SUPPLIED ENTRIES:
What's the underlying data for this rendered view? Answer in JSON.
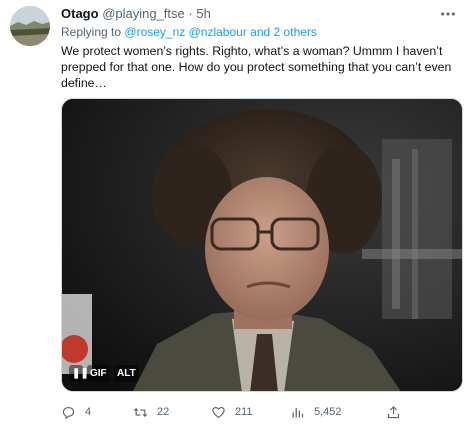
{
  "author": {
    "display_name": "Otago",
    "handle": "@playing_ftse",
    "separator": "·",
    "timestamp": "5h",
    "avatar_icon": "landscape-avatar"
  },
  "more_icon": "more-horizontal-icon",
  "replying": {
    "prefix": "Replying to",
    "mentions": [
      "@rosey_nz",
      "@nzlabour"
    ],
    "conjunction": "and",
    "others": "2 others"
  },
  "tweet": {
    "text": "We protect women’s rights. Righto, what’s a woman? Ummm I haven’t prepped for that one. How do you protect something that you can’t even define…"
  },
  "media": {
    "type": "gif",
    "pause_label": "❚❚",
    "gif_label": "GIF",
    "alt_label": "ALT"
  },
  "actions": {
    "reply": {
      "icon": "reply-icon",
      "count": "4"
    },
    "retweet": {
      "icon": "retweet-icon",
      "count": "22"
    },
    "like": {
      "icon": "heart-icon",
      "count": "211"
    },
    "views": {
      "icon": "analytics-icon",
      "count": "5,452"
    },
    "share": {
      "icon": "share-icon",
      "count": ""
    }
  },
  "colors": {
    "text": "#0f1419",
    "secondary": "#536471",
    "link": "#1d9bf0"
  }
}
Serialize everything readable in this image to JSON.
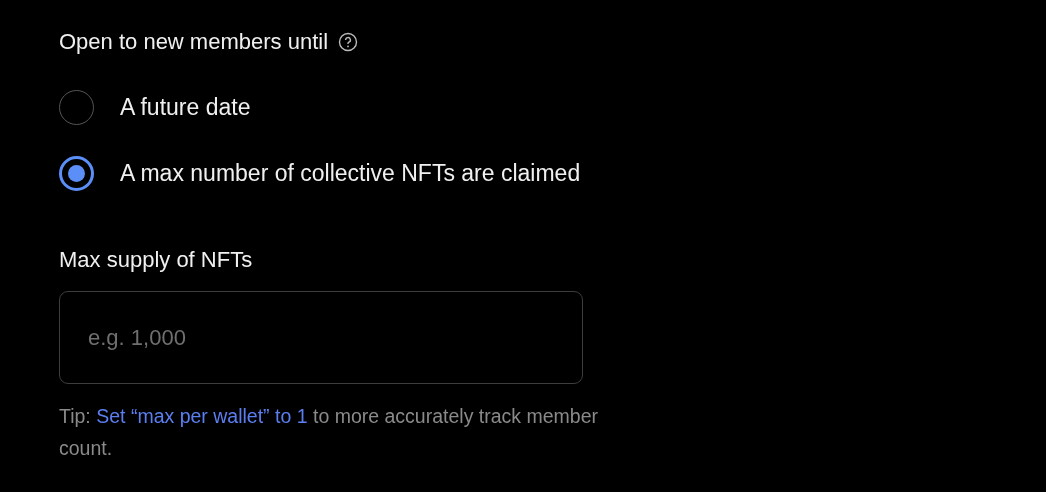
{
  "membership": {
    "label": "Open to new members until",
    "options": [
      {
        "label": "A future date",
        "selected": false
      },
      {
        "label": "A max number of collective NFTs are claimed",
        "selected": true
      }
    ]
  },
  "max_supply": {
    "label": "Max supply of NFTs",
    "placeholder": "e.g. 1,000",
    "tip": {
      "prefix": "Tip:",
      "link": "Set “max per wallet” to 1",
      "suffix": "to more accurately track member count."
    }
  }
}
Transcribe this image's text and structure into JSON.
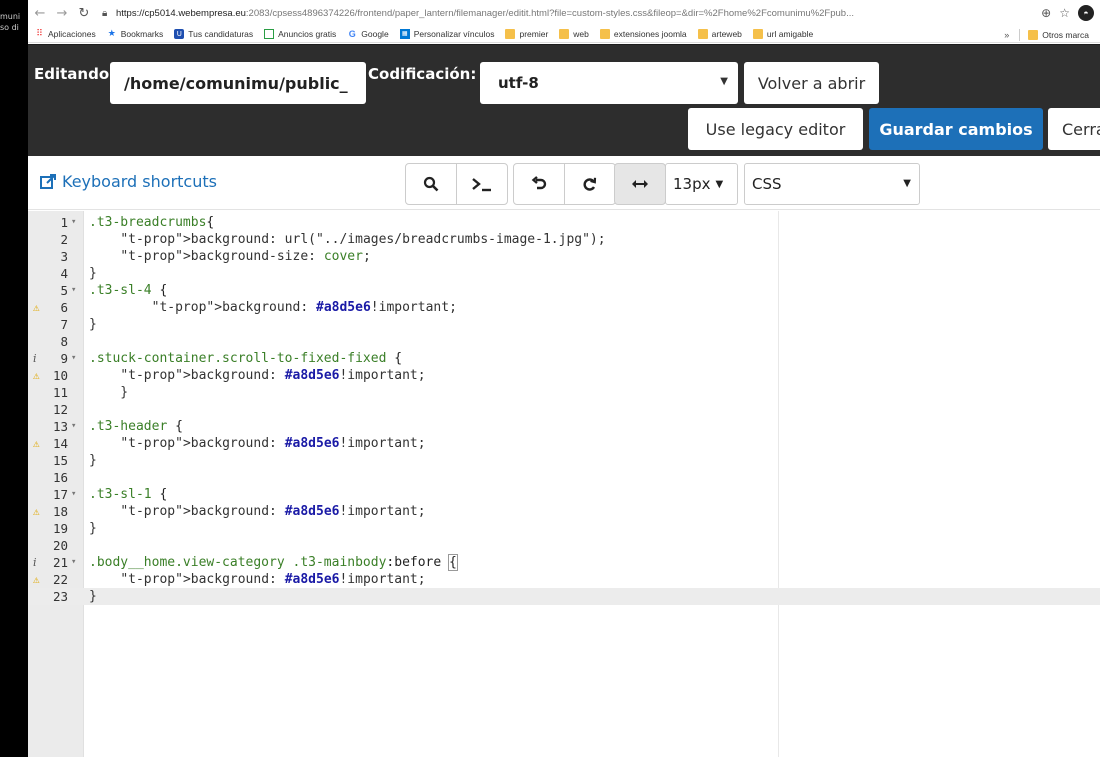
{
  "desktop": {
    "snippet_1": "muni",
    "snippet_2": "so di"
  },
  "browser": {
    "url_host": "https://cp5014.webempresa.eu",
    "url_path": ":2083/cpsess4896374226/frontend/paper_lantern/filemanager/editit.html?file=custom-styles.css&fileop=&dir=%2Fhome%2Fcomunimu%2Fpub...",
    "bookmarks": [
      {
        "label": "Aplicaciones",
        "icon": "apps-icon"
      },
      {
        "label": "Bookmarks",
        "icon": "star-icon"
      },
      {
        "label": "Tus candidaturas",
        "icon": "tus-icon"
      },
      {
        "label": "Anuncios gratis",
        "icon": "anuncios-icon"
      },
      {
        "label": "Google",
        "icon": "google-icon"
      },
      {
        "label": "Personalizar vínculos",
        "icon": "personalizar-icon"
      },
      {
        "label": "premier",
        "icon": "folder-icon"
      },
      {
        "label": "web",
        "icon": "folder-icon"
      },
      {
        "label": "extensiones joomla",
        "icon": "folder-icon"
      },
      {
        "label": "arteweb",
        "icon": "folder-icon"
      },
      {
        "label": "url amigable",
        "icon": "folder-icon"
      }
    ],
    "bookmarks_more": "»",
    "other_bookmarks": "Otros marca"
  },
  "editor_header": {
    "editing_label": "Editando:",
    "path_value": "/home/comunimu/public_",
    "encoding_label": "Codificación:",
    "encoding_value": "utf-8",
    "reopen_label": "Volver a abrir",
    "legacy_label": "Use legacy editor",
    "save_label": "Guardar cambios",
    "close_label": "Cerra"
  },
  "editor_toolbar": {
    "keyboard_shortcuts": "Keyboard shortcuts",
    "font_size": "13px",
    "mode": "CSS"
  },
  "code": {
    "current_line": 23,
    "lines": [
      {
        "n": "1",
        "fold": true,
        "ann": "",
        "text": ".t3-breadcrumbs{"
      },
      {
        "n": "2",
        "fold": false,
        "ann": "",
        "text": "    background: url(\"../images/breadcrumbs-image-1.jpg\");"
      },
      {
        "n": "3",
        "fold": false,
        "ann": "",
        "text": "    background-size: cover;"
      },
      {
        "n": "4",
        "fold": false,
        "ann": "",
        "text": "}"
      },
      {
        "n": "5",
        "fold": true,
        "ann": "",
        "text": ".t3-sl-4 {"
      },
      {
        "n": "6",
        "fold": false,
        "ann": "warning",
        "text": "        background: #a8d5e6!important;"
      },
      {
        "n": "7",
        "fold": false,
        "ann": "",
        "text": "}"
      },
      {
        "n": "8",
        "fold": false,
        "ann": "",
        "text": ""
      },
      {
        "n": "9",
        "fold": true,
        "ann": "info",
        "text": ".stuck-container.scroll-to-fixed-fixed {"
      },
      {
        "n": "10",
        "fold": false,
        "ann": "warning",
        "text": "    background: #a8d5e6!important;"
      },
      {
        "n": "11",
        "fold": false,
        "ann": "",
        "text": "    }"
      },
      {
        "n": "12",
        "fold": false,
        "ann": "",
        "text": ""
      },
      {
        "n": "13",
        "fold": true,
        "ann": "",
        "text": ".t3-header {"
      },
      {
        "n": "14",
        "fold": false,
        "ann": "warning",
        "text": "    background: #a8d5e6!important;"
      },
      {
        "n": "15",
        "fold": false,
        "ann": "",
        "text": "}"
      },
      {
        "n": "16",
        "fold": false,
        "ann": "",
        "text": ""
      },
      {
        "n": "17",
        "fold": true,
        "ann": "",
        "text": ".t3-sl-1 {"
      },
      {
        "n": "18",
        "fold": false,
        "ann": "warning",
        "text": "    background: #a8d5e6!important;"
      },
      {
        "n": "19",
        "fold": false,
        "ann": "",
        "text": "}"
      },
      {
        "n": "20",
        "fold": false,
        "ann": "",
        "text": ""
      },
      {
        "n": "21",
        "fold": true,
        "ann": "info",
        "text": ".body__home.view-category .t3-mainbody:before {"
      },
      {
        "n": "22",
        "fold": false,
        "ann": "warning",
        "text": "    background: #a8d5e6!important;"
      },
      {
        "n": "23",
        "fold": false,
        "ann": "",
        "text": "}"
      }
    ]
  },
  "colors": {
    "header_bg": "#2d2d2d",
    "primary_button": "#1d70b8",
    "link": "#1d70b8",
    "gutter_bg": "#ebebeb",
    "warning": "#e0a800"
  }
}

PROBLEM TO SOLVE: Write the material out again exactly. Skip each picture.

SOLUTION BELOW:
What's the underlying data for this rendered view? Answer in JSON.
{
  "author": {
    "display_name": "Otago",
    "handle": "@playing_ftse",
    "separator": "·",
    "timestamp": "5h",
    "avatar_icon": "landscape-avatar"
  },
  "more_icon": "more-horizontal-icon",
  "replying": {
    "prefix": "Replying to",
    "mentions": [
      "@rosey_nz",
      "@nzlabour"
    ],
    "conjunction": "and",
    "others": "2 others"
  },
  "tweet": {
    "text": "We protect women’s rights. Righto, what’s a woman? Ummm I haven’t prepped for that one. How do you protect something that you can’t even define…"
  },
  "media": {
    "type": "gif",
    "pause_label": "❚❚",
    "gif_label": "GIF",
    "alt_label": "ALT"
  },
  "actions": {
    "reply": {
      "icon": "reply-icon",
      "count": "4"
    },
    "retweet": {
      "icon": "retweet-icon",
      "count": "22"
    },
    "like": {
      "icon": "heart-icon",
      "count": "211"
    },
    "views": {
      "icon": "analytics-icon",
      "count": "5,452"
    },
    "share": {
      "icon": "share-icon",
      "count": ""
    }
  },
  "colors": {
    "text": "#0f1419",
    "secondary": "#536471",
    "link": "#1d9bf0"
  }
}
Serialize everything readable in this image to JSON.
{
  "membership": {
    "label": "Open to new members until",
    "options": [
      {
        "label": "A future date",
        "selected": false
      },
      {
        "label": "A max number of collective NFTs are claimed",
        "selected": true
      }
    ]
  },
  "max_supply": {
    "label": "Max supply of NFTs",
    "placeholder": "e.g. 1,000",
    "tip": {
      "prefix": "Tip:",
      "link": "Set “max per wallet” to 1",
      "suffix": "to more accurately track member count."
    }
  }
}
Transcribe this image's text and structure into JSON.
{
  "desktop": {
    "snippet_1": "muni",
    "snippet_2": "so di"
  },
  "browser": {
    "url_host": "https://cp5014.webempresa.eu",
    "url_path": ":2083/cpsess4896374226/frontend/paper_lantern/filemanager/editit.html?file=custom-styles.css&fileop=&dir=%2Fhome%2Fcomunimu%2Fpub...",
    "bookmarks": [
      {
        "label": "Aplicaciones",
        "icon": "apps-icon"
      },
      {
        "label": "Bookmarks",
        "icon": "star-icon"
      },
      {
        "label": "Tus candidaturas",
        "icon": "tus-icon"
      },
      {
        "label": "Anuncios gratis",
        "icon": "anuncios-icon"
      },
      {
        "label": "Google",
        "icon": "google-icon"
      },
      {
        "label": "Personalizar vínculos",
        "icon": "personalizar-icon"
      },
      {
        "label": "premier",
        "icon": "folder-icon"
      },
      {
        "label": "web",
        "icon": "folder-icon"
      },
      {
        "label": "extensiones joomla",
        "icon": "folder-icon"
      },
      {
        "label": "arteweb",
        "icon": "folder-icon"
      },
      {
        "label": "url amigable",
        "icon": "folder-icon"
      }
    ],
    "bookmarks_more": "»",
    "other_bookmarks": "Otros marca"
  },
  "editor_header": {
    "editing_label": "Editando:",
    "path_value": "/home/comunimu/public_",
    "encoding_label": "Codificación:",
    "encoding_value": "utf-8",
    "reopen_label": "Volver a abrir",
    "legacy_label": "Use legacy editor",
    "save_label": "Guardar cambios",
    "close_label": "Cerra"
  },
  "editor_toolbar": {
    "keyboard_shortcuts": "Keyboard shortcuts",
    "font_size": "13px",
    "mode": "CSS"
  },
  "code": {
    "current_line": 23,
    "lines": [
      {
        "n": "1",
        "fold": true,
        "ann": "",
        "text": ".t3-breadcrumbs{"
      },
      {
        "n": "2",
        "fold": false,
        "ann": "",
        "text": "    background: url(\"../images/breadcrumbs-image-1.jpg\");"
      },
      {
        "n": "3",
        "fold": false,
        "ann": "",
        "text": "    background-size: cover;"
      },
      {
        "n": "4",
        "fold": false,
        "ann": "",
        "text": "}"
      },
      {
        "n": "5",
        "fold": true,
        "ann": "",
        "text": ".t3-sl-4 {"
      },
      {
        "n": "6",
        "fold": false,
        "ann": "warning",
        "text": "        background: #a8d5e6!important;"
      },
      {
        "n": "7",
        "fold": false,
        "ann": "",
        "text": "}"
      },
      {
        "n": "8",
        "fold": false,
        "ann": "",
        "text": ""
      },
      {
        "n": "9",
        "fold": true,
        "ann": "info",
        "text": ".stuck-container.scroll-to-fixed-fixed {"
      },
      {
        "n": "10",
        "fold": false,
        "ann": "warning",
        "text": "    background: #a8d5e6!important;"
      },
      {
        "n": "11",
        "fold": false,
        "ann": "",
        "text": "    }"
      },
      {
        "n": "12",
        "fold": false,
        "ann": "",
        "text": ""
      },
      {
        "n": "13",
        "fold": true,
        "ann": "",
        "text": ".t3-header {"
      },
      {
        "n": "14",
        "fold": false,
        "ann": "warning",
        "text": "    background: #a8d5e6!important;"
      },
      {
        "n": "15",
        "fold": false,
        "ann": "",
        "text": "}"
      },
      {
        "n": "16",
        "fold": false,
        "ann": "",
        "text": ""
      },
      {
        "n": "17",
        "fold": true,
        "ann": "",
        "text": ".t3-sl-1 {"
      },
      {
        "n": "18",
        "fold": false,
        "ann": "warning",
        "text": "    background: #a8d5e6!important;"
      },
      {
        "n": "19",
        "fold": false,
        "ann": "",
        "text": "}"
      },
      {
        "n": "20",
        "fold": false,
        "ann": "",
        "text": ""
      },
      {
        "n": "21",
        "fold": true,
        "ann": "info",
        "text": ".body__home.view-category .t3-mainbody:before {"
      },
      {
        "n": "22",
        "fold": false,
        "ann": "warning",
        "text": "    background: #a8d5e6!important;"
      },
      {
        "n": "23",
        "fold": false,
        "ann": "",
        "text": "}"
      }
    ]
  },
  "colors": {
    "header_bg": "#2d2d2d",
    "primary_button": "#1d70b8",
    "link": "#1d70b8",
    "gutter_bg": "#ebebeb",
    "warning": "#e0a800"
  }
}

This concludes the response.